It looks like a lot of us might be working from home for a while (although I was back in the office for one whole day before we were officially told to work from home again.) So how can we make it as pain free as possible?
Read on for my 7 top tips, which I’ve learned while working from home:
1. Create the right space
Whether you have a room, a desk, or half the kitchen table, it’s important to create the right space to work in – and to store your gear if you have to put it away every night. It’ll help get you into the work frame of mind, and save time looking for things you might otherwise spread all over the house. For the first week or so of working full-time from home I roamed between three different spots. But things got much easier once I settled on my spot. As an added bonus it has an excellent background for Zoom calls!

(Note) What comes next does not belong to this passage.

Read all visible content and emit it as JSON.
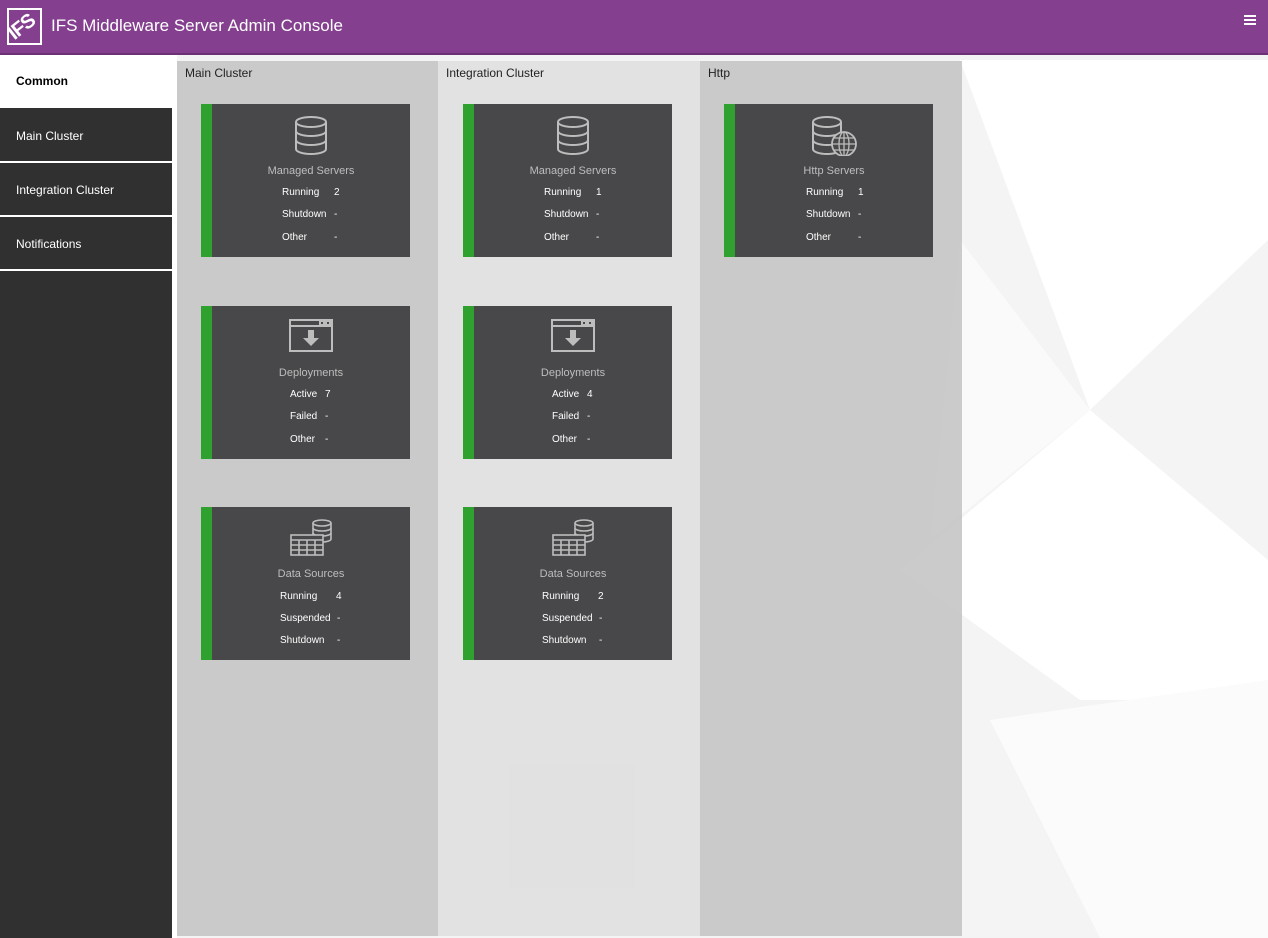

2. Make a list
I may not have the pin board or calendar from the office, but I do have a darn good notebook. I make a to-do list on Monday morning and keep it updated all week. Then I make a note on Friday of things for the following week. I might have Asana for client campaigns and Google sheets for the content schedule, but having every task written in one place is invaluable – and ticking them off one by one is even better.
3. Find your perfect soundtrack
Finally, you don’t have to listen to anyone else’s terrible playlist, or the repetitive radio ads. So what is your perfect soundtrack to the working day? It may sound controversial, but if I’m finding it particularly hard to concentrate on my work, I listen to Harry Potter on Audible, read by Stephen Fry. I’ve listened to the whole series more than once so don’t have to concentrate too hard on it, but it blocks out thoughts better than just listening to music.
Other favourites include BBC 6Music (especially Lauren Laverne’s morning show), a bit of classical music (for really concentrating), and this playlist.
4. Take a break
It can be easy to get stuck in front of a screen if you’re trying to get everything done. Especially if you don’t feel the same routine of a regular lunch break etc. as you would in an office. But you might actually be more productive if you take a break to step outside for a moment, stretch, make a cup of tea, or fill up your water bottle as soon as it’s empty. You could even have a nap at lunchtime – it’s glorious!
5. Keep the snacks you want in reach
The best and worst thing about working from home is that the entire contents of the kitchen are within easy reach. So if you find yourself eating all the wrong things and regretting it later, switch things around so what you want is within easy reach, and what you want to limit is out of your eye line. You might find it easier if healthier snacks are already prepped so you can enjoy them without any effort.
6. Switch off
It can be hard to switch off on time if you’re working where you live, but try to stick to a routine as much as possible. This should include getting outdoors at least once a day to clear your head, get some exercise, and look at something further away than your computer screen!
7. Find ways to vent
Let’s be honest, work of any kind can be infuriating – there’s too much to do (or not enough), too little time, and the clients want everything immediately. So find the right people you can vent to any time you need them, and make sure you’re there when they need it too. I think I’d have lost the plot if I didn’t have a what’s app group to share the daily frustrations with. It makes it much easier to find the funny side too.
8. Think positive
The best things about working from home: No commute, higher quality lunch options, having time for a walk after work, saving money, the peace and quiet!
I’ll work out the best things about working in the office (which includes being near the sea and better coffee shops) when I go back!